You’re referring to a scene later in the season in which Candy visits a psychiatrist who could become a part of her defense in court. What gave you pause about shooting that scene?
I think of her as being such a controlling woman that I can’t imagine someone that controlling being able to be under hypnosis. I’m just trying to play the scene, and I’m trying to understand that there’s a version of the truth where she’s in hypnosis and [there] is some sort of catharsis that she gets in that moment, and there’s a version where she’s aware of how this could potentially help her case, so she uses it in a manipulative way. So part of me wonders if she knew what she was [doing].
During a recent interview on The Today Show, you joked that “playing characters that make questionable decisions is something that [you] actually enjoy.” What draws you to playing women with such complex inner layers?
I don’t see the world as a place of “us and them” or “right and wrong.” This is the easiest way to explain it: If I don’t agree with someone on something that’s become politicized or whatever, and I have my opinion and I’m talking to someone who doesn’t share that opinion, instead of me just choosing to judge that person, I actually want to understand why they have that opinion—maybe how they were raised, what they’ve experienced, what their job is, what their parents’ jobs were.

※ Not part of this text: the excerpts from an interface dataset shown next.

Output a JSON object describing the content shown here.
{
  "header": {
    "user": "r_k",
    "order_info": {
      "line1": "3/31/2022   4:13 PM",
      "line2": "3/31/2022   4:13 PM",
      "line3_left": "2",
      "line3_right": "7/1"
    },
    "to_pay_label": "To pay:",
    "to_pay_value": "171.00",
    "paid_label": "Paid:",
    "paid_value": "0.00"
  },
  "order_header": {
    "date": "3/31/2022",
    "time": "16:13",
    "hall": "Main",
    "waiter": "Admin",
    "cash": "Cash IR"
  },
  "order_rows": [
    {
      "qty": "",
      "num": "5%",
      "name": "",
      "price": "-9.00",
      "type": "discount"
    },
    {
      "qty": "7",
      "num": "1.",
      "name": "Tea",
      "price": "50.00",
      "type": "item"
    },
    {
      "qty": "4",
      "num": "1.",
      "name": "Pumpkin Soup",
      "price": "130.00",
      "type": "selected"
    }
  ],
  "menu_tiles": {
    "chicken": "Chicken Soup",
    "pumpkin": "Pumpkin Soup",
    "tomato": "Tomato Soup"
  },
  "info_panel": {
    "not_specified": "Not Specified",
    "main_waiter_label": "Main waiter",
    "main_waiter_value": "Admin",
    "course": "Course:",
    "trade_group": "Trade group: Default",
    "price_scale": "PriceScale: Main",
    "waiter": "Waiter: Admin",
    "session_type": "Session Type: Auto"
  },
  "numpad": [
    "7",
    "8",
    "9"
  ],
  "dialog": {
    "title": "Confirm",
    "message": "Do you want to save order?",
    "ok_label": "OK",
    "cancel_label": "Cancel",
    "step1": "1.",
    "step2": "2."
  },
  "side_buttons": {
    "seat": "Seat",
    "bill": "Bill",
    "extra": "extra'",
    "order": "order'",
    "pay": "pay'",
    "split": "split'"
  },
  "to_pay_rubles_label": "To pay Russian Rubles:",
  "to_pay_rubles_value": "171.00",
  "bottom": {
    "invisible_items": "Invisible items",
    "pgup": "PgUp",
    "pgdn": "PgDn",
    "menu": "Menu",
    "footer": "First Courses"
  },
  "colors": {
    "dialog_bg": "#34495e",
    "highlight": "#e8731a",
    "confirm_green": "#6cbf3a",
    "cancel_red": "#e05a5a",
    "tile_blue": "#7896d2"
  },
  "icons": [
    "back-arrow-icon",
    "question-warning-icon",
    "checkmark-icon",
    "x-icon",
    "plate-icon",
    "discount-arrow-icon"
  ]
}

So I think of that with characters. I just think, “Oh, that’s not something that I hope I ever do. However, what leads to people having that brain organization or that value judgment?” And I just find the world to be endlessly interesting because of our differences, not because of our similarities.
Speaking of those kinds of characters, how did you feel about Wanda’s dark turn in Doctor Strange in the Multiverse of Madness? And considering the way that she sacrifices herself, what are some things that you’re looking to explore further with that character?
I’m really proud of the fact that we’ve done so much already. If the whole thing were to collapse today, I would feel proud of what we’ve built, and I think we entertained the fans… [Laughs.] I think it was surprising, and it wasn’t part of a formula that you could chalk it all up to, so I’m proud of what we made.
Have you ever worried about typecasting, considering that so many people associate you with a superhero?
I don’t think specifically about this idea of “typecast” just because I think I’m at a certain age—or not age, but like at a certain amount of time [in the business]—where I just feel like that’s not happening, luckily. I like surprising myself. Sometimes, I feel like if I have experienced a certain type of character, I just become bored with it, and I want to try to explore something different inside myself. So I just start bouncing around to different places because of my own curiosities of potentially exploring something internally.
What kind of material do you find yourself drawn to now compared to earlier in your career?
When I was younger, I was just happy to get work. There wasn’t a philosophy yet of what and why; it was just so exciting to have opportunities at all. I think if I had more years of working and grinding before Martha, I maybe would have had to develop a philosophy in that way. But I learned it as I was going, and I feel like I’m in a place now where I understand when I have similar taste as a filmmaker or not. I think I have a better understanding of the history of storytelling that I want to align myself with. So projects that I look at now are really filmmaker-driven and people who I think have a strong point of view.